Censorship and threats to freedom of expression still come in many forms as they did in 1972. Murder and physical violence, as with the killings of bloggers in Bangladesh, tries to frighten other writers, scholars, artists and thinkers into silence, or exile. Imprisonment (for example, the six year and three month sentence of democracy campaigner Rasul Jafarov in Azerbaijan) attempts to enforces silence too. Instilling fear by breaking into individuals’ computers and tracking their movement (as one African writer reports to Index) leaves a frightening signal that the government knows what you do and who you speak with.
Also in this issue, veteran journalist Andrew Graham-Yool looks back at Argentina’s dictatorship of four decades ago, he argues that vicious attacks on journalists’ reputations are becoming more widespread and he identifies numerous threats on the horizon, from corporate control of journalistic stories to the power of the president, Cristina Fernández de Kirchner, to identify journalists as enemies of the state.

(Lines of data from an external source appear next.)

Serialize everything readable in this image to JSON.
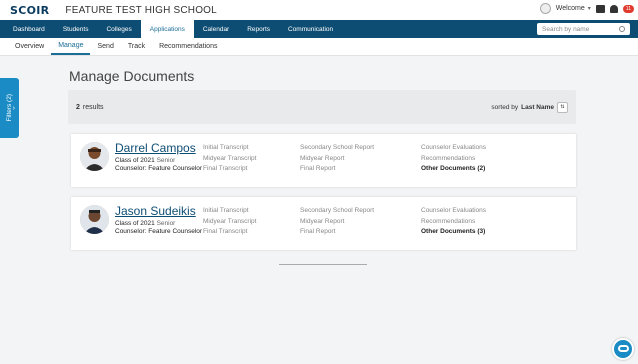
{
  "header": {
    "logo": "SCOIR",
    "school": "FEATURE TEST HIGH SCHOOL",
    "welcome": "Welcome",
    "notifications": "11"
  },
  "mainnav": {
    "tabs": [
      "Dashboard",
      "Students",
      "Colleges",
      "Applications",
      "Calendar",
      "Reports",
      "Communication"
    ],
    "search_placeholder": "Search by name"
  },
  "subnav": {
    "tabs": [
      "Overview",
      "Manage",
      "Send",
      "Track",
      "Recommendations"
    ]
  },
  "filters": {
    "label": "Filters (2)"
  },
  "page": {
    "title": "Manage Documents"
  },
  "results": {
    "count": "2",
    "label": "results",
    "sorted_by": "sorted by",
    "sort_field": "Last Name"
  },
  "students": [
    {
      "name": "Darrel Campos",
      "class": "Class of 2021",
      "level": "Senior",
      "counselor": "Counselor: Feature Counselor",
      "col1": [
        "Initial Transcript",
        "Midyear Transcript",
        "Final Transcript"
      ],
      "col2": [
        "Secondary School Report",
        "Midyear Report",
        "Final Report"
      ],
      "col3": [
        "Counselor Evaluations",
        "Recommendations",
        "Other Documents (2)"
      ]
    },
    {
      "name": "Jason Sudeikis",
      "class": "Class of 2021",
      "level": "Senior",
      "counselor": "Counselor: Feature Counselor",
      "col1": [
        "Initial Transcript",
        "Midyear Transcript",
        "Final Transcript"
      ],
      "col2": [
        "Secondary School Report",
        "Midyear Report",
        "Final Report"
      ],
      "col3": [
        "Counselor Evaluations",
        "Recommendations",
        "Other Documents (3)"
      ]
    }
  ]
}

Old censors and new censors have more in common than might divide them. Their intentions are the same, they just choose different weapons. Comparisons should make it clear, it remains ever vital to be vigilant for attacks on free expression, because they come from all angles.
Despite this, there is hope. In this issue of the magazine Jamie Bartlett writes of his optimism that when governments push their powers too far, the public pushes back hard, and gains ground once more. Another of our writers Jason DaPonte identifies innovators whose aim is to improve freedom of expression, bringing open-access software and encryption tools to the global public.
Don’t miss our excellent new creative writing, published for the first time in English, including Russian poetry, an extract of a Brazilian play, and a short story from Turkey.
As always the magazine brings you brilliant new writers and writing from around the world. Read on.
© Rachael Jolley
This article is part of the autumn issue of Index on Censorship magazine looking at comparisons between old censors and new censors. Copies can be purchased from Amazon, in some bookshops and online, more information here.